All lines below must be repeated exactly, with the pictures omitted.

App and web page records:
:::::

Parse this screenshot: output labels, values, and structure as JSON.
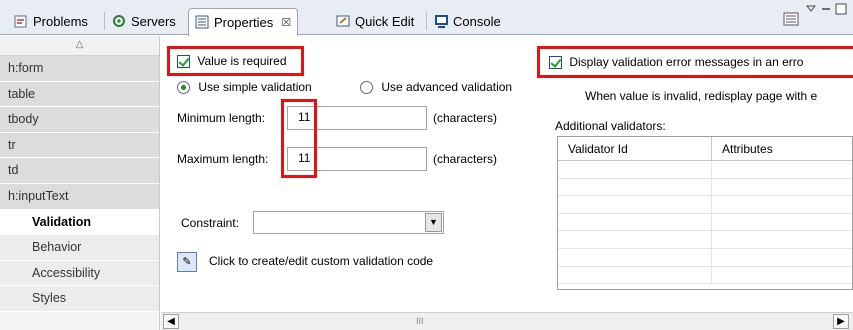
{
  "tabs": [
    {
      "label": "Problems",
      "icon": "problems-icon"
    },
    {
      "label": "Servers",
      "icon": "servers-icon"
    },
    {
      "label": "Properties",
      "icon": "properties-icon",
      "active": true
    },
    {
      "label": "Quick Edit",
      "icon": "quick-edit-icon"
    },
    {
      "label": "Console",
      "icon": "console-icon"
    }
  ],
  "tab_close": "☒",
  "nav_items": [
    {
      "label": "h:form"
    },
    {
      "label": "table"
    },
    {
      "label": "tbody"
    },
    {
      "label": "tr"
    },
    {
      "label": "td"
    },
    {
      "label": "h:inputText"
    },
    {
      "label": "Validation",
      "selected": true
    },
    {
      "label": "Behavior"
    },
    {
      "label": "Accessibility"
    },
    {
      "label": "Styles"
    }
  ],
  "validation": {
    "value_required": "Value is required",
    "simple_validation": "Use simple validation",
    "advanced_validation": "Use advanced validation",
    "min_length_label": "Minimum length:",
    "min_length_value": "11",
    "max_length_label": "Maximum length:",
    "max_length_value": "11",
    "units": "(characters)",
    "constraint_label": "Constraint:",
    "constraint_value": "",
    "custom_code": "Click to create/edit custom validation code"
  },
  "right_panel": {
    "display_errors": "Display validation error messages in an erro",
    "redisplay_text": "When value is invalid, redisplay page with e",
    "additional_validators": "Additional validators:",
    "columns": [
      "Validator Id",
      "Attributes"
    ]
  },
  "scroll_grip": "III",
  "colors": {
    "highlight": "#e81010",
    "tab_bg": "#e8ecf3"
  }
}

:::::

Solution:
Parse this screenshot: output labels, values, and structure as JSON.
{
  "tabs": [
    {
      "label": "Problems",
      "icon": "problems-icon"
    },
    {
      "label": "Servers",
      "icon": "servers-icon"
    },
    {
      "label": "Properties",
      "icon": "properties-icon",
      "active": true
    },
    {
      "label": "Quick Edit",
      "icon": "quick-edit-icon"
    },
    {
      "label": "Console",
      "icon": "console-icon"
    }
  ],
  "tab_close": "☒",
  "nav_items": [
    {
      "label": "h:form"
    },
    {
      "label": "table"
    },
    {
      "label": "tbody"
    },
    {
      "label": "tr"
    },
    {
      "label": "td"
    },
    {
      "label": "h:inputText"
    },
    {
      "label": "Validation",
      "selected": true
    },
    {
      "label": "Behavior"
    },
    {
      "label": "Accessibility"
    },
    {
      "label": "Styles"
    }
  ],
  "validation": {
    "value_required": "Value is required",
    "simple_validation": "Use simple validation",
    "advanced_validation": "Use advanced validation",
    "min_length_label": "Minimum length:",
    "min_length_value": "11",
    "max_length_label": "Maximum length:",
    "max_length_value": "11",
    "units": "(characters)",
    "constraint_label": "Constraint:",
    "constraint_value": "",
    "custom_code": "Click to create/edit custom validation code"
  },
  "right_panel": {
    "display_errors": "Display validation error messages in an erro",
    "redisplay_text": "When value is invalid, redisplay page with e",
    "additional_validators": "Additional validators:",
    "columns": [
      "Validator Id",
      "Attributes"
    ]
  },
  "scroll_grip": "III",
  "colors": {
    "highlight": "#e81010",
    "tab_bg": "#e8ecf3"
  }
}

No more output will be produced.